== PROVIDED RECORDS
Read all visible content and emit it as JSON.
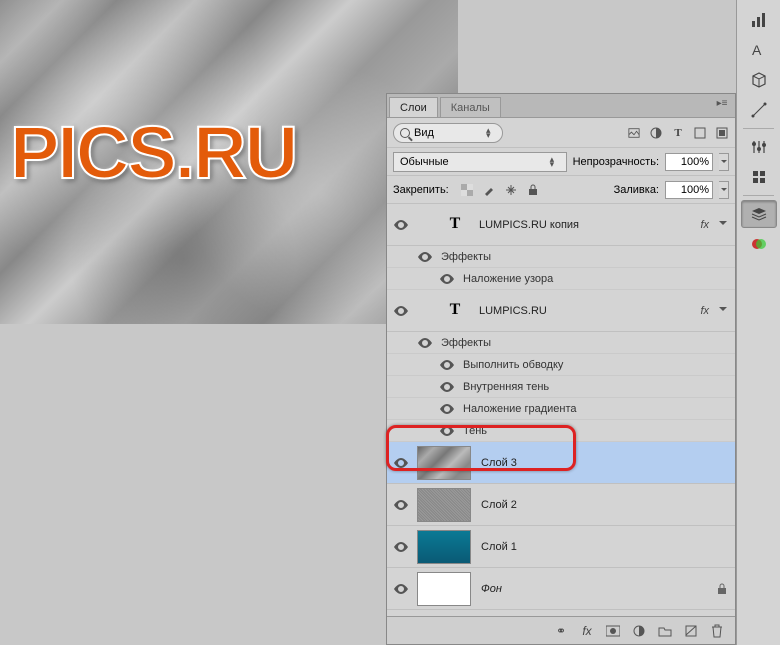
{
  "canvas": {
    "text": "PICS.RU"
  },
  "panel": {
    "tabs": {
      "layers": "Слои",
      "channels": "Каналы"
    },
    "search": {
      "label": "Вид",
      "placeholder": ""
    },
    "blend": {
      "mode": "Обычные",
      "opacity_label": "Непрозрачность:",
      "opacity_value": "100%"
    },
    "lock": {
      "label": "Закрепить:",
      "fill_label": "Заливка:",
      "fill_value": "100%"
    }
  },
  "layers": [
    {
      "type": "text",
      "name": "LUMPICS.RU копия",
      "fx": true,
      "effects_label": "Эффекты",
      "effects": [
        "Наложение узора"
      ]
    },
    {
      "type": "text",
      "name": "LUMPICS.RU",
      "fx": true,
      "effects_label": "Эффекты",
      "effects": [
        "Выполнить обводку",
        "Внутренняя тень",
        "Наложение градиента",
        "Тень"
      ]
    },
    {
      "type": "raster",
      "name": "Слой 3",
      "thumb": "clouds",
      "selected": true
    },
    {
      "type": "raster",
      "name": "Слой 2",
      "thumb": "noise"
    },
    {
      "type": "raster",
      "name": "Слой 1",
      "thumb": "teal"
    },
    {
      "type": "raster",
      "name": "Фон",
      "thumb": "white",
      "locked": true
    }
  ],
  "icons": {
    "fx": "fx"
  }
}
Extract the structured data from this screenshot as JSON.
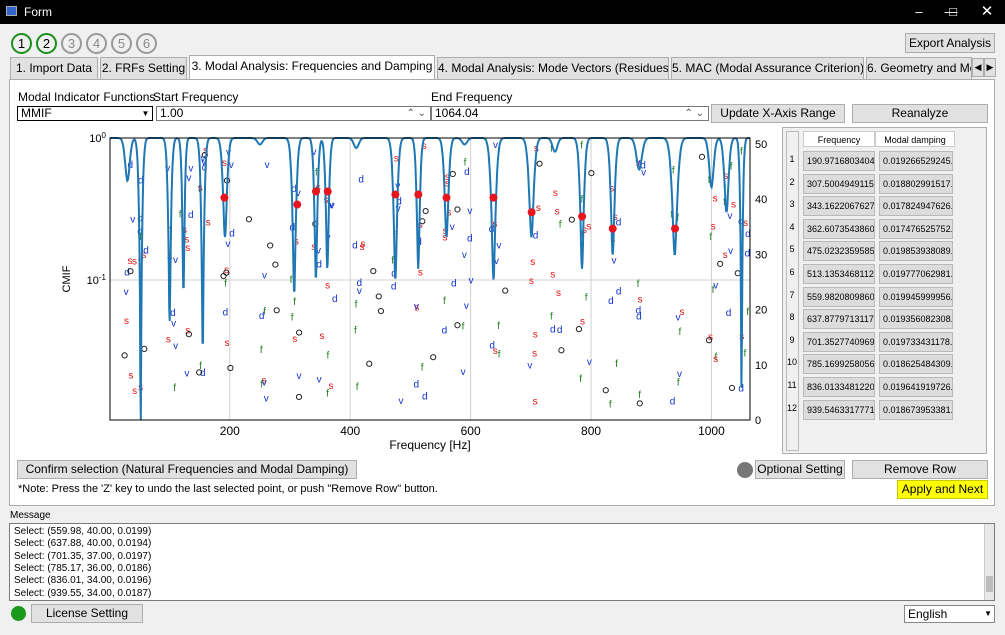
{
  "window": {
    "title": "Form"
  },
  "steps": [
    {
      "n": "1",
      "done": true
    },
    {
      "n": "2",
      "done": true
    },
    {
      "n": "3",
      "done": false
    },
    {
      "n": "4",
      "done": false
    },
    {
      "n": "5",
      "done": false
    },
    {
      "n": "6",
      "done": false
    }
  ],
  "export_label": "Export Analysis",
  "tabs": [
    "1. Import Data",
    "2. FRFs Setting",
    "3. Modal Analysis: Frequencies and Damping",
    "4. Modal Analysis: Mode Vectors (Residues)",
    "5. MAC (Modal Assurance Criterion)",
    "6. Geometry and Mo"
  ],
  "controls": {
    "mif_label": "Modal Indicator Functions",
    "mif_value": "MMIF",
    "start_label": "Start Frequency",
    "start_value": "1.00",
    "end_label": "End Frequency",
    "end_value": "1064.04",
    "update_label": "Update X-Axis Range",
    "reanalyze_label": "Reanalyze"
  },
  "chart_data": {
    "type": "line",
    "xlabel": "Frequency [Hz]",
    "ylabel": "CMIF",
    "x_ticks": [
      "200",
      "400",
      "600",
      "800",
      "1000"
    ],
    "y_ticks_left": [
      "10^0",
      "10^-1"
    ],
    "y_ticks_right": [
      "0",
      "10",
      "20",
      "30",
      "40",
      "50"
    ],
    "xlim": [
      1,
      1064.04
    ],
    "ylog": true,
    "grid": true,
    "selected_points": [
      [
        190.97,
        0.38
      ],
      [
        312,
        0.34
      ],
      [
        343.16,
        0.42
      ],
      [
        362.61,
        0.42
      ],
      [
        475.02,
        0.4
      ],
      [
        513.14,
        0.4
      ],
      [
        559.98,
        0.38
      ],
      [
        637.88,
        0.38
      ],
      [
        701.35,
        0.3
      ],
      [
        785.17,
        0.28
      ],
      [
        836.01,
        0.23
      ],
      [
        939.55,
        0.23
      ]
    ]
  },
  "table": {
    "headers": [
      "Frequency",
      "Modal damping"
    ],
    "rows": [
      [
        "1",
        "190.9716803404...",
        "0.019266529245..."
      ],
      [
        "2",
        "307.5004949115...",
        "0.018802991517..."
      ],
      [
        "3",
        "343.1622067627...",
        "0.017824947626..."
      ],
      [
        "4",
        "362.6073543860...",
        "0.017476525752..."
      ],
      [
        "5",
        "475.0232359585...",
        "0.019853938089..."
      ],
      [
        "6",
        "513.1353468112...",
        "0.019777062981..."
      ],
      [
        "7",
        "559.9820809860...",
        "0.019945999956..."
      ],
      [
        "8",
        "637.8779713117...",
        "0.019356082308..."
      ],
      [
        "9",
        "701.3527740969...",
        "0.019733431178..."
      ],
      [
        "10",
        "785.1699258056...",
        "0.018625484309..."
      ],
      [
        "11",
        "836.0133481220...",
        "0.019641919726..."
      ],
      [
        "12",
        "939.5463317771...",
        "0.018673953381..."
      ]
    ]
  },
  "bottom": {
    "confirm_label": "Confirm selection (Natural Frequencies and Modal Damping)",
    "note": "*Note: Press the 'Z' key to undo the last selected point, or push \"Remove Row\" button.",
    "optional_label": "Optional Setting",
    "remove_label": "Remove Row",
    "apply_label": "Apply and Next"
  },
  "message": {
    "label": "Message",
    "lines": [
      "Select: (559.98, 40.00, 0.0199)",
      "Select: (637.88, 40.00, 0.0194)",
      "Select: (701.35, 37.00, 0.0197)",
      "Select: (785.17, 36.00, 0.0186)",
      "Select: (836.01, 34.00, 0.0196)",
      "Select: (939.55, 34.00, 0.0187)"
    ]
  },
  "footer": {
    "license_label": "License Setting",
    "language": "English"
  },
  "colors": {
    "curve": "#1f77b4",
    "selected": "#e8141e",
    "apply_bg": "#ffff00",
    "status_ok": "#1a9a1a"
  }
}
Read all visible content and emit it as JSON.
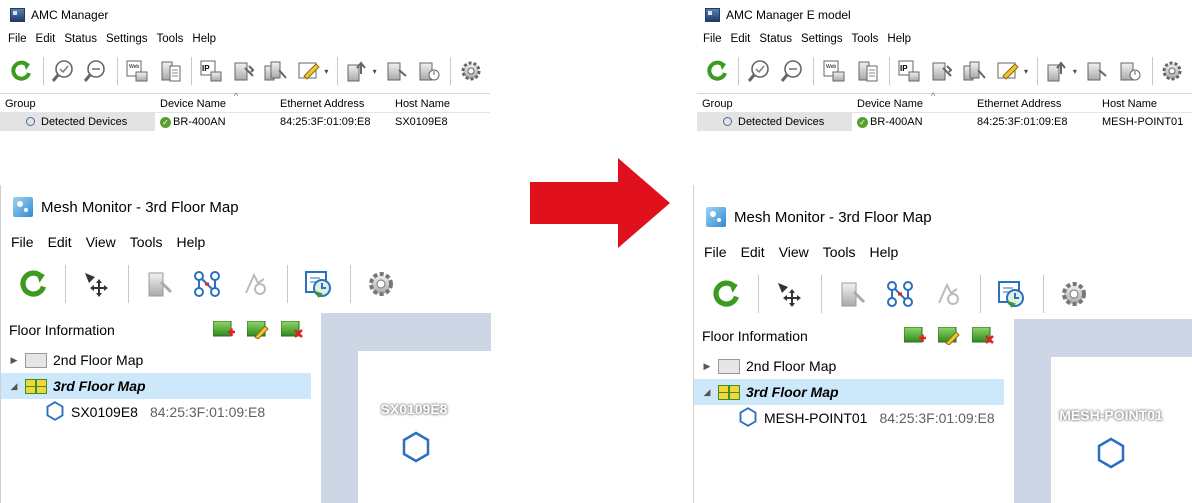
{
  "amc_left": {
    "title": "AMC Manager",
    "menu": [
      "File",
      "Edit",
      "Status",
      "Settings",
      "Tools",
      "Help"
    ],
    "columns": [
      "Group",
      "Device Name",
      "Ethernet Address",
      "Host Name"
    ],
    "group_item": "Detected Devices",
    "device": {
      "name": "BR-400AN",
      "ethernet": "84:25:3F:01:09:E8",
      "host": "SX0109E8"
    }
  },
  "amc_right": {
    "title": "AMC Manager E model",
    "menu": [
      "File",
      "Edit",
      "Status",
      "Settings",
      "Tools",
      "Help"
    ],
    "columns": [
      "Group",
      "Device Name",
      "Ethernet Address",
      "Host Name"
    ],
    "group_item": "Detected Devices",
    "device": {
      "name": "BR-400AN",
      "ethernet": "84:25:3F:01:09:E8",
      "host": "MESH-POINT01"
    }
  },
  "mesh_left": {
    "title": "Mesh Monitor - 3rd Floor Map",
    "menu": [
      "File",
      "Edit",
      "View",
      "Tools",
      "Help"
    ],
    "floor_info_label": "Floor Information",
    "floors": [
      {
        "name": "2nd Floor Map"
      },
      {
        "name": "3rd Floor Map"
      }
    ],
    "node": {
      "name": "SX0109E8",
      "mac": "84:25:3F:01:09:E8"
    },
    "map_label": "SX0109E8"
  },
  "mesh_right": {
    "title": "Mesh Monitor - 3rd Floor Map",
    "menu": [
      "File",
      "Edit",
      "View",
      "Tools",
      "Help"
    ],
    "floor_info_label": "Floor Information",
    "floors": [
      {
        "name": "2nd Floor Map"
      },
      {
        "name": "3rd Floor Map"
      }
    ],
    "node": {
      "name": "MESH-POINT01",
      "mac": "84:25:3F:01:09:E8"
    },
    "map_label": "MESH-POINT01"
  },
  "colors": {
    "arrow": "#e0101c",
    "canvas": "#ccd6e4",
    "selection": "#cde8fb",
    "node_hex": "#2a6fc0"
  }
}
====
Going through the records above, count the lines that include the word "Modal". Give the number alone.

TASK RESULT: 6